(Interested in the health benefits of Lions Mane Mushrooms? Learn how Lions Mane can Supercharge Your Brain here)
Growing the Lions Mane Mushroom is unique in many ways. It takes on an odd shape, like that of a snowball or a stock of cauliflower. Rather than a stem and cap, Lions Mane grows elongated teeth as a way to spread its spores. Its texture is spongy and takes on the flavor of whatever it is cooked in.The Lions Mane mushroom is relatively easy to grow at home, provides a good yield and best of all- it’s a culinary delight.
Scientific Name: Hericium Erinacious
Lions Mane Mushroom grows in large snowball like formations. The mushroom is white, sometimes browning if the spines are damaged or with age. Individual mushrooms can be quite large, sometimes weighing over 1 lb. The spines or “teeth” start out quite small, but elongate with age. The mushroom is spongy and sometimes semi-hollow. It is sensitive to direct spraying when growing, bruising easily.

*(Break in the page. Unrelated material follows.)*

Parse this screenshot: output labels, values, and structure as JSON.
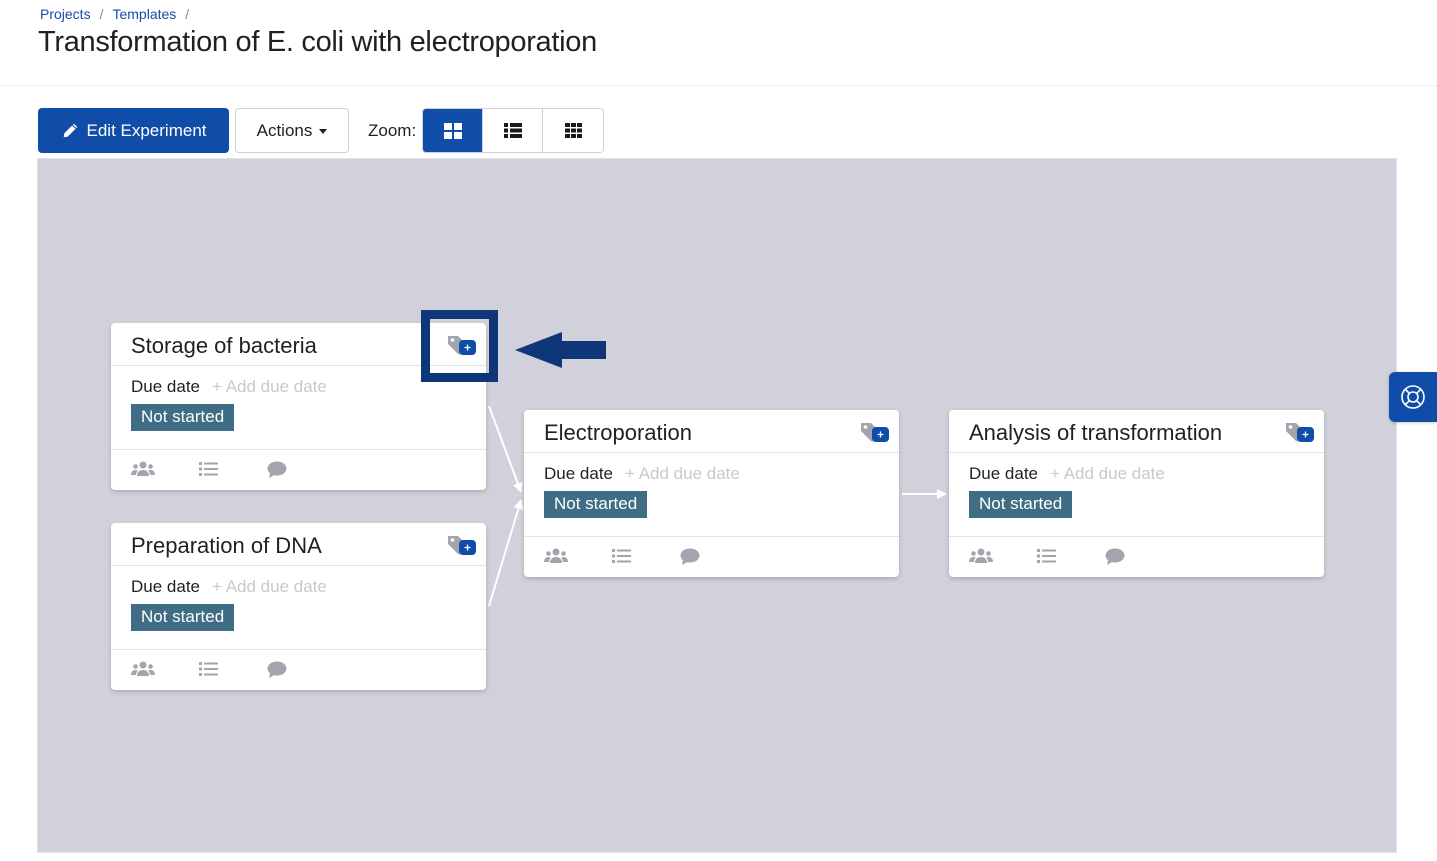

Lions Mane Mushroom starts out as tiny spines.
Lions Mane teeth elongate as the mushroom grows.
Natural Habitat: Lions Mane is most commonly found on dead and decaying hardwood logs, most often in the fall throughout North America.
Difficulty of Cultivation: Easy-Medium
Agar: Lions Mane is unique on Agar. It rarely grows out to the edge of the plate, but instead form little glacier like formations emanating from the initial wedge. Long teeth grow out from the wedge in all directions. The mycelium is also slow to take off initially.
Spawn Types: Grains, especially Rye grain. Watch Lions Mane grain spawn very closely, as it has the tendency to start fruiting well before full colonization. Lions Mane grain spawn needs to be shaken often to ensure full colonization of the spawn. The mycelium can look thin and whispy, so close inspection is required. It can sometimes look like colonization is incomplete even though its fully colonized.
Tegan holding a bag of fruiting Lions Mane.
Showing the elongated spines of the Lions Mane Mushroom.
Substrate Types: Lions Mane grows best on supplemented hardwood sawdust. Supplement with wheat bran at 10-20%. Higher spawn rates are effective with Lions Mane, increasing the chances that full colonization will take place.
Fruiting Containers: Use large autoclavable filter patch grow bags to create a fruiting block. Once full colonization is achieved, fruit by slicing small “x’s” in the bag at the site of primordia, or where the Lions Mane naturally starts to fruit. Do not cut off the top of the bag. More holes will cause more smaller fruit, whereas less holes will ensure fewer but larger fruit.
Yield: More than 2 lbs of Lions Mane can be harvested from a single 5 lb fruiting block over multiple flushes. Some individual fruits can weigh well over one pound.
Harvest: Harvest the Lions Mane by cutting the “snowball” off close to the bag with a sharp knife. Be very delicate with the fruit as to not damage the spines. The mushroom will store much longer in the fridge if handled delicately. Simply leave the fruiting block in the grow room without cutting new holes in the bag. Subsequent flushes will occur, with fruits developing at the sites of previous fruits.
Sliced up sections of Lions Mane Ready for the Frying Pan!
Weakness: Lions Mane is sometimes difficult to achieve full colonization. Some growers have had more success with Liquid Culture techniques. The mycelium is slow to take off on agar and rarely grows out in a natural circular pattern. The mushroom bruises easily and great care must be taken during spraying of the grow room and especially during harvest. Lions Mane will last a long time in the fridge if properly handled.
Cooking: Lions Mane is a culinary treat, extremely versatile in the kitchen. It acts as a good supplement for meat in many dishes, especially chicken. It has a spongy texture that soaks up whatever flavor it is cooked in. Simply cut the mushroom lengthwise into slices and fry in a pan. Many people find Lions Mane mushroom to be a good imitator of lobster, fried in a pan and dipped in melted butter. Lions Mane mushroom is also said to have medicinal properties, and thought to increase cognitive abilitiesby initiating nerve growth and regeneration. It can be found in health stores.
Incubate at room temperature for 10-14 days. Watch closely for whispy and thin colonization, and early primordia formation. Shake Often.
Pinning usually starts on its own. Lower temperature to 15 deg C. Cut holes in the grow bags and place in grow room.
Temperatures between 15-20 deg C. Humidity at 90%. Ensure not to spray fruits directly when misting. Fresh air requirements are relatively low.
The Lions Mane mushroom is probably our favorite mushroom to grow! It is fun to watch grow and produces very unique snowball like formations. The end result is a delicious and unique mushroom that is very useful in many dishes. If using Lions Mane for its medicinal properties, it can be dried and powdered for long term storage. We highly recommend trying to grow the Lions Mane Mushroom at home!
Thanks for reading. Post pictures of your own Lions Mane grows below!
All pictures and words by Tony Shields, FreshCap Mushrooms
-spread the spores-